Fifteen years ago, as Hillary Clinton walked toward the still-burning pile of rubble that was formerly the World Trade Center, a mask over her face and fellow top New York politicians by her side, she could think of just one word to describe it: "hell."

"There was this curtain of black smoke that stretched across the island, basically," Clinton recalled in a wide-ranging interview with CNN's Chris Cuomo that aired Sunday, the 15th anniversary of the 9/11 attacks. "Occasionally it would be broken by a firefighter coming out. I remember one image so indelibly, dragging his ax. It was as close to a depiction of hell that I've ever personally seen ... The loss of life was so overwhelming."

Throughout her presidential campaign, Clinton has often talked about what it was like to be a U.S. senator from New York during the 9/11 attacks and how she personally lobbied President George W. Bush to get $20 billion in aid for New York.

"It was a great moment of national unity," she told Cuomo.

And probably a stark contrast to today's divisive presidential campaign.

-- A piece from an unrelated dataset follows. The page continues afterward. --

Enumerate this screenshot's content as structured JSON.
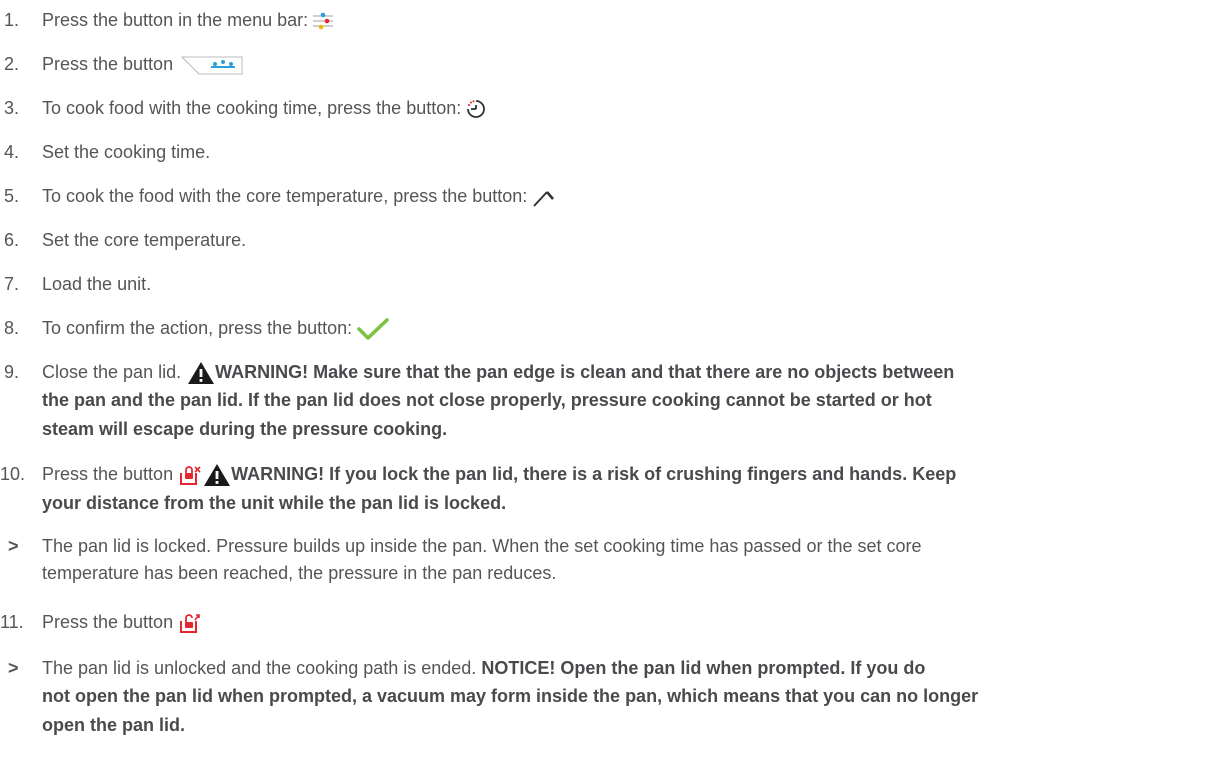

The interview was taped before Clinton told donors in New York on Friday that "half" of Donald Trump's supporters could fit in a "basket of deplorables," a comment the Trump campaign seized on and one she said Saturday that she regretted.

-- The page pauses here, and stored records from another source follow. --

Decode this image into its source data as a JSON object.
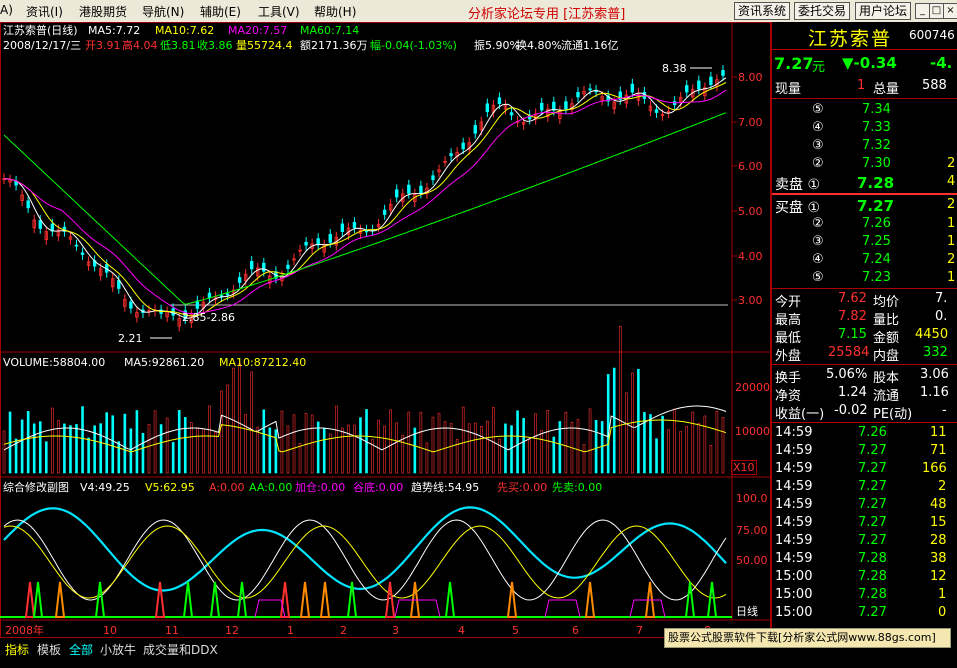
{
  "menu": {
    "items": [
      "资讯(I)",
      "港股期货",
      "导航(N)",
      "辅助(E)",
      "工具(V)",
      "帮助(H)"
    ],
    "center_title": "分析家论坛专用 [江苏索普]",
    "right_buttons": [
      "资讯系统",
      "委托交易",
      "用户论坛"
    ],
    "window_buttons": [
      "_",
      "□",
      "×"
    ]
  },
  "chart": {
    "header_name": "江苏索普(日线)",
    "ma": [
      {
        "label": "MA5:7.72",
        "color": "#ffffff"
      },
      {
        "label": "MA10:7.62",
        "color": "#ffff00"
      },
      {
        "label": "MA20:7.57",
        "color": "#ff00ff"
      },
      {
        "label": "MA60:7.14",
        "color": "#00ff00"
      }
    ],
    "quote_line": {
      "date": "2008/12/17/三",
      "open": "开3.91",
      "high": "高4.04",
      "low": "低3.81",
      "close": "收3.86",
      "volume": "量55724.4",
      "amount": "额2171.36万",
      "change": "幅-0.04(-1.03%)",
      "amplitude": "振5.90%",
      "turnover": "换4.80%",
      "float": "流通1.16亿"
    },
    "annotations": {
      "high": "8.38",
      "low": "2.21",
      "range": "2.85-2.86"
    },
    "price_axis": [
      "8.00",
      "7.00",
      "6.00",
      "5.00",
      "4.00",
      "3.00"
    ],
    "volume_header": {
      "vol": "VOLUME:58804.00",
      "ma5": "MA5:92861.20",
      "ma10": "MA10:87212.40"
    },
    "volume_axis": [
      "20000",
      "10000"
    ],
    "volume_unit": "X10",
    "indicator_header": [
      {
        "label": "综合修改副图",
        "color": "#ffffff"
      },
      {
        "label": "V4:49.25",
        "color": "#ffffff"
      },
      {
        "label": "V5:62.95",
        "color": "#ffff00"
      },
      {
        "label": "A:0.00",
        "color": "#ff3030"
      },
      {
        "label": "AA:0.00",
        "color": "#00ff00"
      },
      {
        "label": "加仓:0.00",
        "color": "#ff00ff"
      },
      {
        "label": "谷底:0.00",
        "color": "#ff00ff"
      },
      {
        "label": "趋势线:54.95",
        "color": "#ffffff"
      },
      {
        "label": "先买:0.00",
        "color": "#ff3030"
      },
      {
        "label": "先卖:0.00",
        "color": "#00ff00"
      }
    ],
    "indicator_axis": [
      "100.0",
      "75.00",
      "50.00"
    ],
    "time_axis": [
      "2008年",
      "10",
      "11",
      "12",
      "1",
      "2",
      "3",
      "4",
      "5",
      "6",
      "7",
      "8"
    ],
    "period_label": "日线"
  },
  "panel": {
    "stock_name": "江苏索普",
    "stock_code": "600746",
    "price": "7.27",
    "price_unit": "元",
    "change": "▼-0.34",
    "change_pct": "-4.",
    "now_vol_label": "现量",
    "now_vol": "1",
    "total_vol_label": "总量",
    "total_vol": "588",
    "sell_rows": [
      {
        "level": "⑤",
        "price": "7.34",
        "vol": ""
      },
      {
        "level": "④",
        "price": "7.33",
        "vol": ""
      },
      {
        "level": "③",
        "price": "7.32",
        "vol": ""
      },
      {
        "level": "②",
        "price": "7.30",
        "vol": "2"
      },
      {
        "level": "卖盘 ①",
        "price": "7.28",
        "vol": "4"
      }
    ],
    "buy_rows": [
      {
        "level": "买盘 ①",
        "price": "7.27",
        "vol": "2"
      },
      {
        "level": "②",
        "price": "7.26",
        "vol": "1"
      },
      {
        "level": "③",
        "price": "7.25",
        "vol": "1"
      },
      {
        "level": "④",
        "price": "7.24",
        "vol": "2"
      },
      {
        "level": "⑤",
        "price": "7.23",
        "vol": "1"
      }
    ],
    "stats": [
      {
        "l1": "今开",
        "v1": "7.62",
        "c1": "#ff3030",
        "l2": "均价",
        "v2": "7."
      },
      {
        "l1": "最高",
        "v1": "7.82",
        "c1": "#ff3030",
        "l2": "量比",
        "v2": "0."
      },
      {
        "l1": "最低",
        "v1": "7.15",
        "c1": "#00ff00",
        "l2": "金额",
        "v2": "4450"
      },
      {
        "l1": "外盘",
        "v1": "25584",
        "c1": "#ff3030",
        "l2": "内盘",
        "v2": "332"
      }
    ],
    "stats2": [
      {
        "l1": "换手",
        "v1": "5.06%",
        "l2": "股本",
        "v2": "3.06"
      },
      {
        "l1": "净资",
        "v1": "1.24",
        "l2": "流通",
        "v2": "1.16"
      },
      {
        "l1": "收益(一)",
        "v1": "-0.02",
        "l2": "PE(动)",
        "v2": "-"
      }
    ],
    "ticks": [
      {
        "time": "14:59",
        "price": "7.26",
        "vol": "11"
      },
      {
        "time": "14:59",
        "price": "7.27",
        "vol": "71"
      },
      {
        "time": "14:59",
        "price": "7.27",
        "vol": "166"
      },
      {
        "time": "14:59",
        "price": "7.27",
        "vol": "2"
      },
      {
        "time": "14:59",
        "price": "7.27",
        "vol": "48"
      },
      {
        "time": "14:59",
        "price": "7.27",
        "vol": "15"
      },
      {
        "time": "14:59",
        "price": "7.27",
        "vol": "28"
      },
      {
        "time": "14:59",
        "price": "7.28",
        "vol": "38"
      },
      {
        "time": "15:00",
        "price": "7.28",
        "vol": "12"
      },
      {
        "time": "15:00",
        "price": "7.28",
        "vol": "1"
      },
      {
        "time": "15:00",
        "price": "7.27",
        "vol": "0"
      }
    ]
  },
  "bottom_tabs": [
    "指标",
    "模板",
    "全部",
    "小放牛",
    "成交量和DDX"
  ],
  "ad_text": "股票公式股票软件下载[分析家公式网www.88gs.com]"
}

On Sunday, both Clinton and Trump attended a 9/11 memorial ceremony at Ground Zero. Clinton left the ceremony early after her campaign said she was "overheated."

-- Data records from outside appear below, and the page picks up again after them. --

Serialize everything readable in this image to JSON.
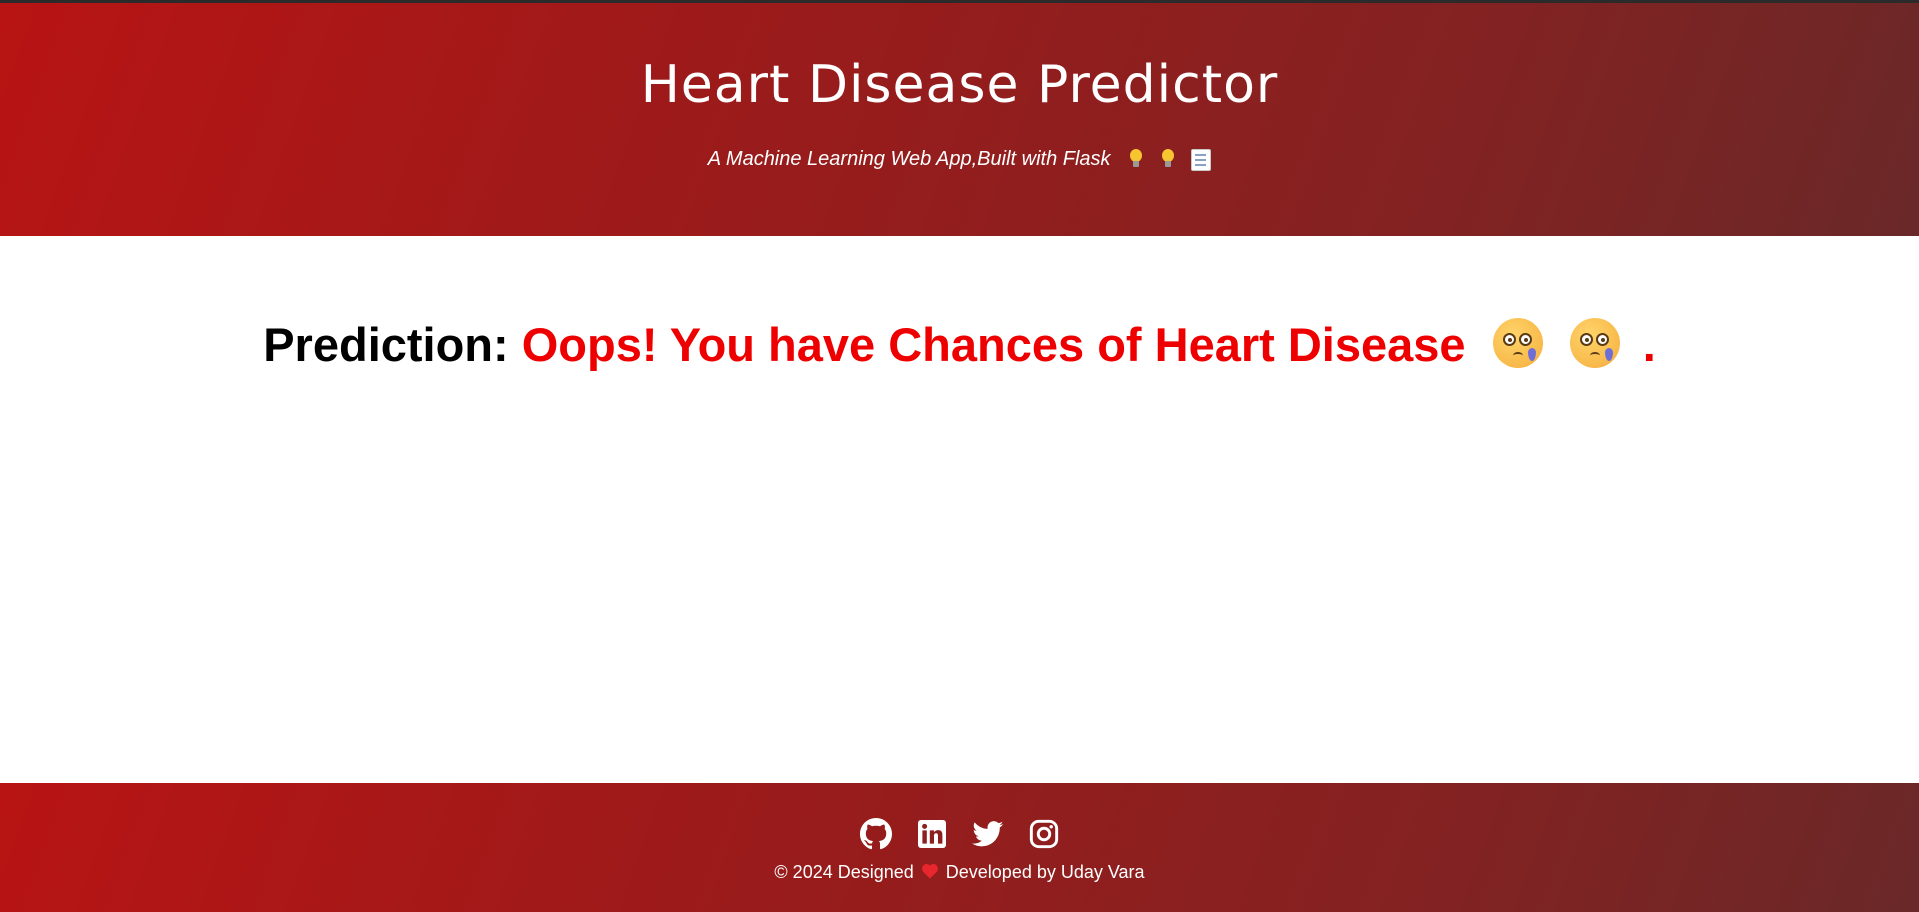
{
  "header": {
    "title": "Heart Disease Predictor",
    "subtitle": "A Machine Learning Web App,Built with Flask",
    "subtitle_icons": [
      "light-bulb-icon",
      "light-bulb-icon",
      "memo-icon"
    ]
  },
  "main": {
    "prediction_label": "Prediction:",
    "prediction_result": "Oops! You have Chances of Heart Disease",
    "result_icons": [
      "crying-face-icon",
      "crying-face-icon"
    ],
    "trailing_period": "."
  },
  "footer": {
    "social_icons": [
      "github-icon",
      "linkedin-icon",
      "twitter-icon",
      "instagram-icon"
    ],
    "copyright_prefix": "© 2024 Designed",
    "copyright_suffix": "Developed by Uday Vara",
    "heart_icon": "red-heart-icon"
  },
  "colors": {
    "header_gradient_start": "#b81414",
    "header_gradient_end": "#6a2828",
    "prediction_label": "#000000",
    "prediction_result": "#ee0000",
    "footer_text": "#ffffff"
  }
}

In her interview with Cuomo, Clinton didn't shy away from attacking her opponent on foreign policy. She called Trump's projection of strength "phony."

"Well, there's phony strength and there's real strength," Clinton said in a response to a question about whether people gravitate toward Trump because of his perceived strength. "And it's phony strength to not know what you're talking about and to make outrageous statements that will make our job harder. Real strength is leveling with the American people."

She said Trump is "conveying several perceptions around the world that are quite damaging." She had strong words for his praising of authoritarian leaders, including former Iraqi president Saddam Hussein and Russian President Vladimir Putin, for example, saying it sets a tone that America is willing to give a pass to aggressive behavior. And she said his controversial comments about Muslims — such as his proposal to temporarily ban them from the United States — "plays right into" the hands of the Islamic State militant group.

"We're going to have to undo the damage he's already done in this campaign," Clinton said.